MIAMI (05/11/2000) - The spread of free Internet access is changing Latin America's Internet Service Provider (ISP) market by removing a significant barrier for getting online, said speakers at an event here yesterday.
In a region where only about 2 percent of the population is online, free access offers are accelerating the Internet population's growth, a key factor for e-commerce success, speakers said.
"Free Internet access is taking the region by storm," said Grant Smith, a senior analyst at Yankee Group Inc., a Boston-based consultancy and market researcher, at the Internet Service Provision Latin America 2000 show.
In Latin America, fee-based Internet access is on average higher than in other regions, and most users also have to pay a per-minute or per-pulse charge on local calls, which makes connecting to the Internet a costly proposition in many of the region's countries.
"In Latin America, price matters," Smith said.
Users paid an average of US$30 per month for dial-up Internet access in Latin America in 1998, although that figure dropped to $19 per month in 1999, according to International Data Corp. (IDC) estimates.
But the arrival of free Internet access to the region about five months ago is allowing many new users to get online and many existing users to spend more time surfing the Web, speakers said. The number of ISPs providing free service in the region grows constantly, and includes Brazil's UOL Inc., Spain's Terra Networks SA and U.S.-based IFX Corp.
Surprisingly, many ISPs offering free access are providing a high-quality service, which makes their offers even more enticing for users, Smith said. He pointed out that a recent Yankee Group study revealed that in Colombia, a noticeable number of users abandon their fee-based service after signing up with a free ISP.
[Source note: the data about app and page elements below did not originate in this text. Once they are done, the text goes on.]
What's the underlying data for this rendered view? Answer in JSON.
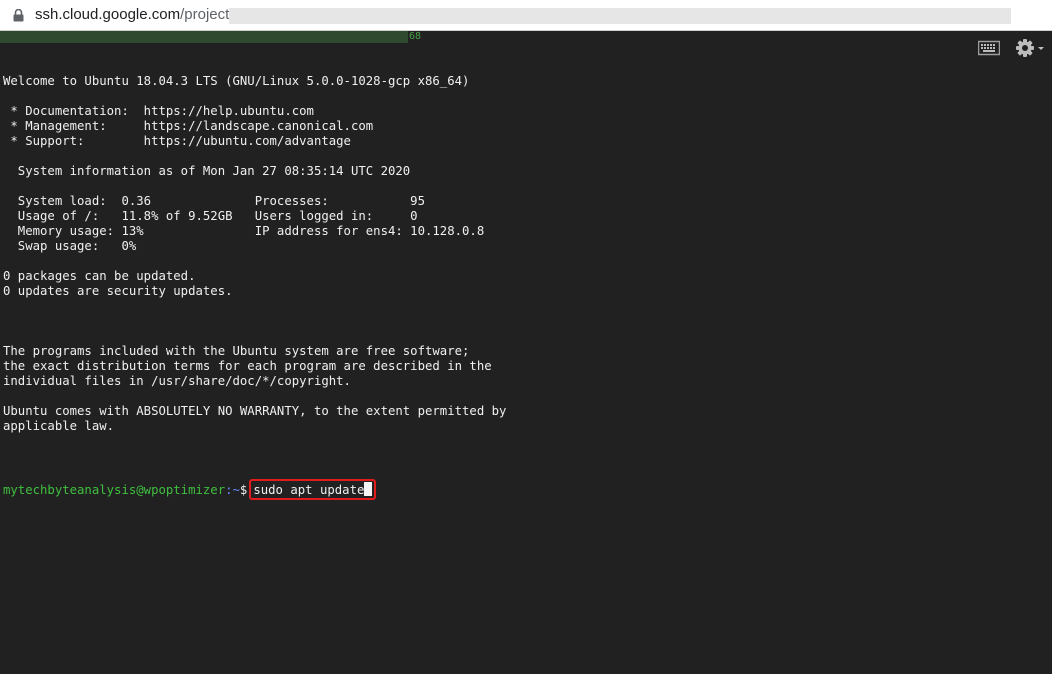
{
  "browser": {
    "url_host": "ssh.cloud.google.com",
    "url_path": "/projects/"
  },
  "progress": {
    "label": "68"
  },
  "terminal": {
    "lines": [
      "Welcome to Ubuntu 18.04.3 LTS (GNU/Linux 5.0.0-1028-gcp x86_64)",
      "",
      " * Documentation:  https://help.ubuntu.com",
      " * Management:     https://landscape.canonical.com",
      " * Support:        https://ubuntu.com/advantage",
      "",
      "  System information as of Mon Jan 27 08:35:14 UTC 2020",
      "",
      "  System load:  0.36              Processes:           95",
      "  Usage of /:   11.8% of 9.52GB   Users logged in:     0",
      "  Memory usage: 13%               IP address for ens4: 10.128.0.8",
      "  Swap usage:   0%",
      "",
      "0 packages can be updated.",
      "0 updates are security updates.",
      "",
      "",
      "",
      "The programs included with the Ubuntu system are free software;",
      "the exact distribution terms for each program are described in the",
      "individual files in /usr/share/doc/*/copyright.",
      "",
      "Ubuntu comes with ABSOLUTELY NO WARRANTY, to the extent permitted by",
      "applicable law.",
      ""
    ],
    "prompt": {
      "user_host": "mytechbyteanalysis@wpoptimizer",
      "path": ":~",
      "symbol": "$",
      "command": "sudo apt update"
    }
  },
  "colors": {
    "background": "#212121",
    "text": "#f0f0f0",
    "prompt_user": "#3fbf3f",
    "prompt_path": "#6b8cff",
    "highlight": "#e01b1b"
  },
  "icons": {
    "keyboard": "keyboard-icon",
    "settings": "gear-icon",
    "lock": "lock-icon"
  }
}
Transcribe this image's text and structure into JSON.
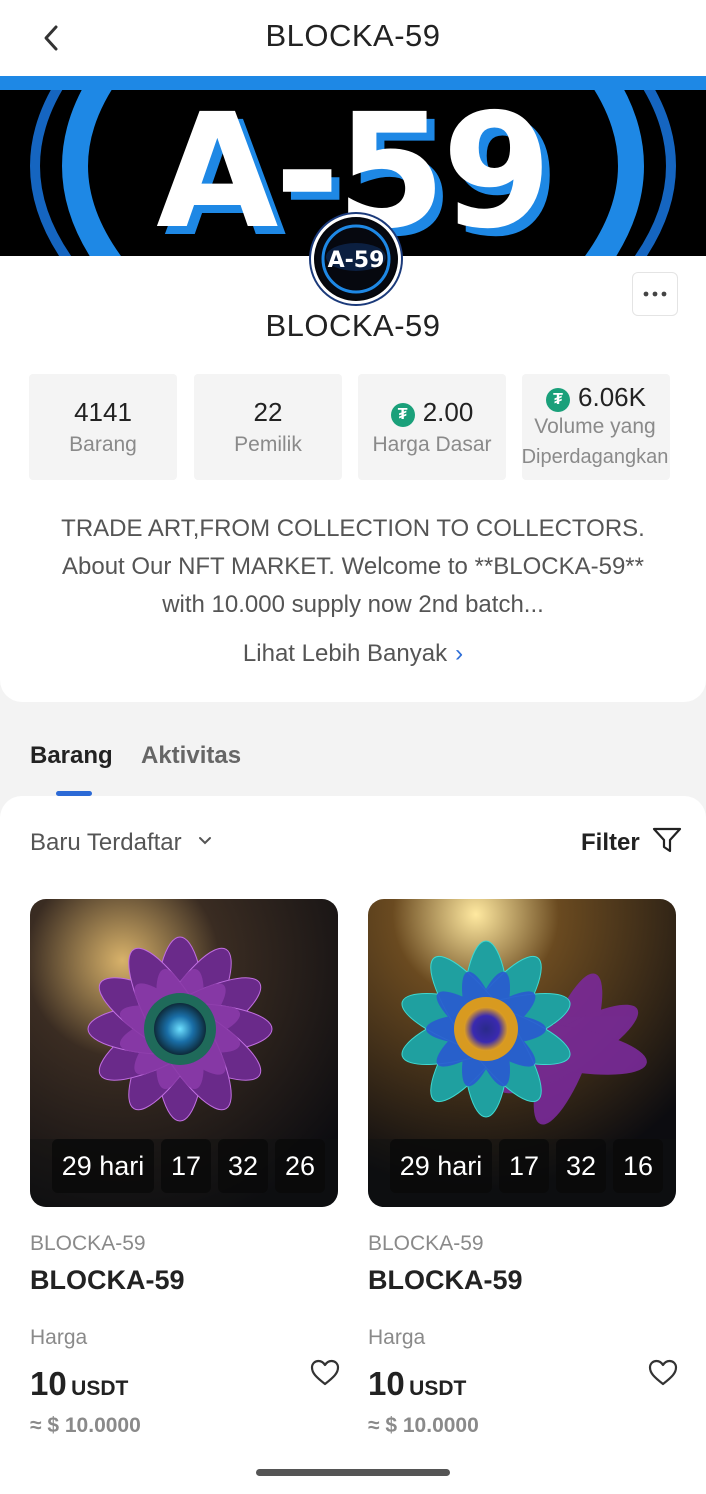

"Free Internet access has created a new price reference point for dial-up service in Latin America," Smith said. "And that price point is zero."
Estimates about the number of people who are online in Latin America vary.
Yankee Group expects to see 25.5 million Internet users in Latin America by the end of the year, up from 12.4 million in 1998, Smith said. There should be 66.6 million Internet users in Latin America by 2005, according to estimates from Jupiter Communications Inc. in New York.
U.S.-based Prodigy Communications Corp., which manages the 410,000 Internet accounts of México's dominant telecommunications company Teléfonos de México SA de CV, see free access in Latin America as a complement and not a threat to fee-based access, said David Trachtenberg, the company's president and chief operating officer.
"Free Internet service has definitely taken off in Latin America," he said.
In addition to free access, other drivers for Internet adoption in Latin America are an increase in PC penetration, thanks in part to popular PC leasing plans offered by ISPs, such as Telmex, and to widespread use of wireless products, such as cellular phones and pagers, speakers said.
"The dominant mode of access to the Internet in Latin America will be wireless," said Tracy Leeds, senior vice president of corporate development at StarMedia Network Inc.
That is why StarMedia -- a company that operates a variety of Web sites and portals and is considered an Internet pioneer in Latin America -- has been busy signing agreements with wireless carriers lately to provide StarMedia content and services to wireless subscribers, she said.
"We're focusing on this," she said.
StarMedia, along with CMGI Inc. also has an ownership stake in a new provider of free Internet access for Latin America called Gratis1, an investment the company made to help increase the region's Internet population, which is key for the success of companies like StarMedia.
While free dial-up offers are meeting the needs of individual consumers, and costly dedicated lines are being used by large corporations, the segment of small and medium-size companies is having trouble finding the right Internet access offer, Yankee's Smith said.
"These companies are too big for dial-up, but too small for dedicated access," Smith said.
In fact, IDC estimates that 98 percent of all Internet access accounts in Latin America are dial-up accounts. Using dial-up accounts in a business environment is not the most convenient scenario, Smith said, and predicted that many small and medium-size companies will sign up for broadband options as they become more widely available in the region.
"This is a market that needs to -- and will -- receive attention" in the coming years, he said.
FirstCom Corp. is one company that believes that Latin American companies are underserved in terms of broadband access to the Internet, said Patricio Northland, the company's chief executive officer, chairman and president. That is why it is in the process of merging with AT&T's Latin America division to create a new company whose goal will be to provide "high bandwidth communication services to businesses in key Latin America markets," he said. [See "LatAm Telecom Roundup: AT&T Launches New Co." Nov. 2, 1999.]The forecast for Latin America's ISP market is rosy. IDC earlier this year predicted that ISP revenue in Latin America will increase at a 42 percent compound annual rate, from US$1.41 billion in 1999 to $8.13 billion in 2004.
[See "IDC: LatAm's ISP Market Continues to Grow" Jan. 26.]The Internet Service Provision Latin America 2000 show ends Friday. More information about the show, which is being organized by First Conferences Ltd., can be found at http://www.theispforum.com/latam2000/.